** Opening Extracted entries block **
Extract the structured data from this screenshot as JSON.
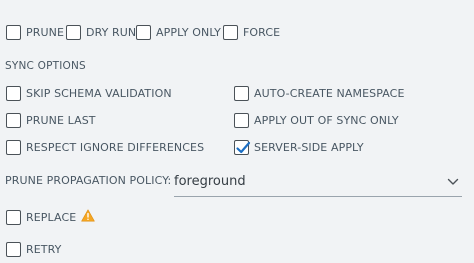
{
  "top_options": [
    {
      "label": "PRUNE",
      "checked": false
    },
    {
      "label": "DRY RUN",
      "checked": false
    },
    {
      "label": "APPLY ONLY",
      "checked": false
    },
    {
      "label": "FORCE",
      "checked": false
    }
  ],
  "sync_options": {
    "title": "SYNC OPTIONS",
    "left": [
      {
        "label": "SKIP SCHEMA VALIDATION",
        "checked": false
      },
      {
        "label": "PRUNE LAST",
        "checked": false
      },
      {
        "label": "RESPECT IGNORE DIFFERENCES",
        "checked": false
      }
    ],
    "right": [
      {
        "label": "AUTO-CREATE NAMESPACE",
        "checked": false
      },
      {
        "label": "APPLY OUT OF SYNC ONLY",
        "checked": false
      },
      {
        "label": "SERVER-SIDE APPLY",
        "checked": true
      }
    ]
  },
  "prune_propagation": {
    "label": "PRUNE PROPAGATION POLICY:",
    "value": "foreground"
  },
  "replace": {
    "label": "REPLACE",
    "checked": false,
    "warning_icon": "warning-triangle-icon",
    "warning_color": "#f4a623"
  },
  "retry": {
    "label": "RETRY",
    "checked": false
  },
  "colors": {
    "check_accent": "#1c6fc4",
    "text": "#495763",
    "background": "#f1f3f5"
  }
}
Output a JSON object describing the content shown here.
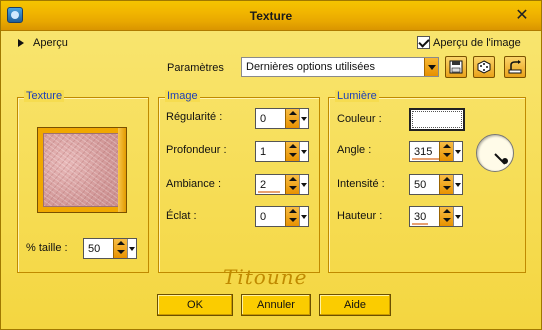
{
  "window": {
    "title": "Texture",
    "close_glyph": "✕"
  },
  "top": {
    "apercu_label": "Aperçu",
    "preview_label": "Aperçu de l'image",
    "preview_checked": true,
    "params_label": "Paramètres",
    "preset_value": "Dernières options utilisées"
  },
  "texture": {
    "title": "Texture",
    "size_label": "% taille :",
    "size_value": "50"
  },
  "image": {
    "title": "Image",
    "fields": [
      {
        "label": "Régularité :",
        "value": "0"
      },
      {
        "label": "Profondeur :",
        "value": "1"
      },
      {
        "label": "Ambiance :",
        "value": "2"
      },
      {
        "label": "Éclat :",
        "value": "0"
      }
    ]
  },
  "light": {
    "title": "Lumière",
    "color_label": "Couleur :",
    "color_value": "#ffffff",
    "fields": [
      {
        "label": "Angle :",
        "value": "315"
      },
      {
        "label": "Intensité :",
        "value": "50"
      },
      {
        "label": "Hauteur :",
        "value": "30"
      }
    ]
  },
  "signature": "Titoune",
  "buttons": {
    "ok": "OK",
    "cancel": "Annuler",
    "help": "Aide"
  },
  "icons": [
    "app-icon",
    "close-icon",
    "save-preset-icon",
    "randomize-icon",
    "reset-icon",
    "angle-dial-icon"
  ]
}
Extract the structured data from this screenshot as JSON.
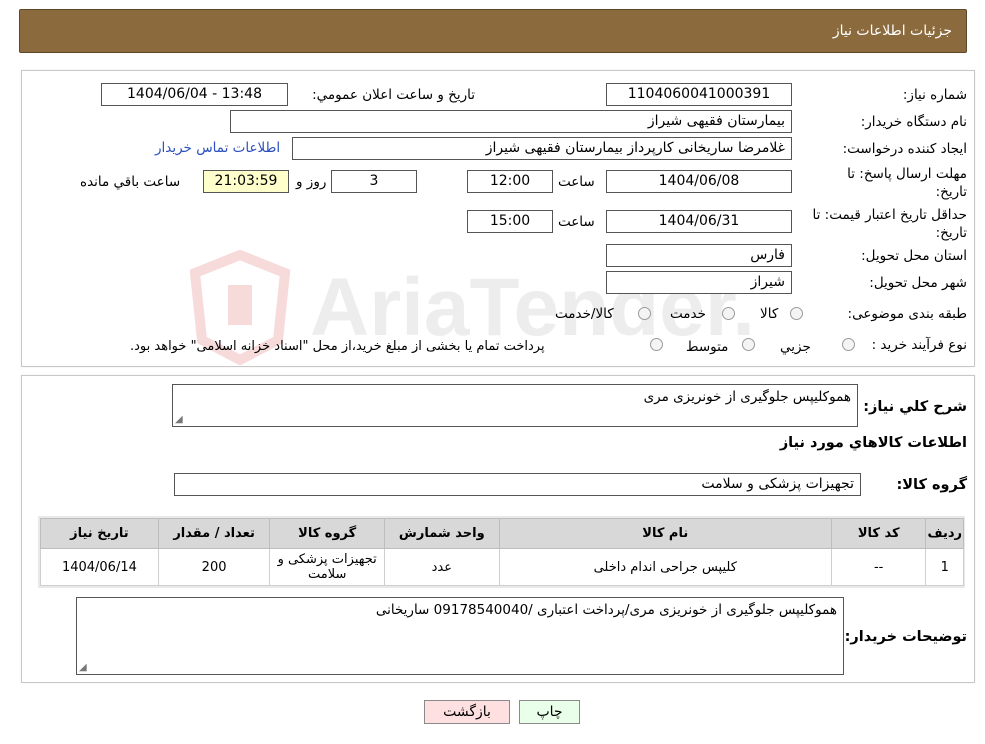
{
  "header": {
    "title": "جزئیات اطلاعات نیاز"
  },
  "form": {
    "need_number_label": "شماره نیاز:",
    "need_number": "1104060041000391",
    "announce_label": "تاریخ و ساعت اعلان عمومي:",
    "announce_value": "1404/06/04 - 13:48",
    "buyer_org_label": "نام دستگاه خريدار:",
    "buyer_org": "بیمارستان فقیهی شیراز",
    "creator_label": "ایجاد کننده درخواست:",
    "creator": "غلامرضا ساریخانی کارپرداز بیمارستان فقیهی شیراز",
    "contact_link": "اطلاعات تماس خریدار",
    "deadline_label_1": "مهلت ارسال پاسخ: تا",
    "deadline_label_2": "تاریخ:",
    "deadline_date": "1404/06/08",
    "time_word": "ساعت",
    "deadline_time": "12:00",
    "days_value": "3",
    "days_word": "روز و",
    "remaining_time": "21:03:59",
    "remaining_word": "ساعت باقي مانده",
    "validity_label_1": "حداقل تاريخ اعتبار قيمت: تا",
    "validity_label_2": "تاريخ:",
    "validity_date": "1404/06/31",
    "validity_time": "15:00",
    "province_label": "استان محل تحویل:",
    "province": "فارس",
    "city_label": "شهر محل تحویل:",
    "city": "شیراز",
    "category_label": "طبقه بندی موضوعی:",
    "category_options": [
      "کالا",
      "خدمت",
      "کالا/خدمت"
    ],
    "process_label": "نوع فرآیند خرید :",
    "process_options": [
      "جزیي",
      "متوسط"
    ],
    "process_note": "پرداخت تمام يا بخشی از مبلغ خريد،از محل \"اسناد خزانه اسلامی\" خواهد بود."
  },
  "summary": {
    "desc_label": "شرح كلي نياز:",
    "desc_value": "هموکلیپس جلوگیری از خونریزی مری",
    "items_title": "اطلاعات كالاهاي مورد نياز",
    "group_label": "گروه کالا:",
    "group_value": "تجهیزات پزشکی و سلامت",
    "table_headers": [
      "رديف",
      "کد کالا",
      "نام کالا",
      "واحد شمارش",
      "گروه کالا",
      "تعداد / مقدار",
      "تاریخ نیاز"
    ],
    "table_rows": [
      [
        "1",
        "--",
        "کلیپس جراحی اندام داخلی",
        "عدد",
        "تجهیزات پزشکی و سلامت",
        "200",
        "1404/06/14"
      ]
    ],
    "buyer_notes_label": "توضیحات خریدار:",
    "buyer_notes": "هموکلیپس جلوگیری از خونریزی مری/پرداخت اعتباری /09178540040 ساریخانی"
  },
  "buttons": {
    "print": "چاپ",
    "back": "بازگشت"
  },
  "colors": {
    "header": "#8b6a3d",
    "link": "#2a4fbf",
    "yellow": "#ffffcc",
    "back_button": "#ffe0e0",
    "print_button": "#eaffea"
  }
}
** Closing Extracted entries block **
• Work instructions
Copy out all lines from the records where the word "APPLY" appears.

• Task solution
      "label": "APPLY ONLY",
        "label": "APPLY OUT OF SYNC ONLY",
        "label": "SERVER-SIDE APPLY",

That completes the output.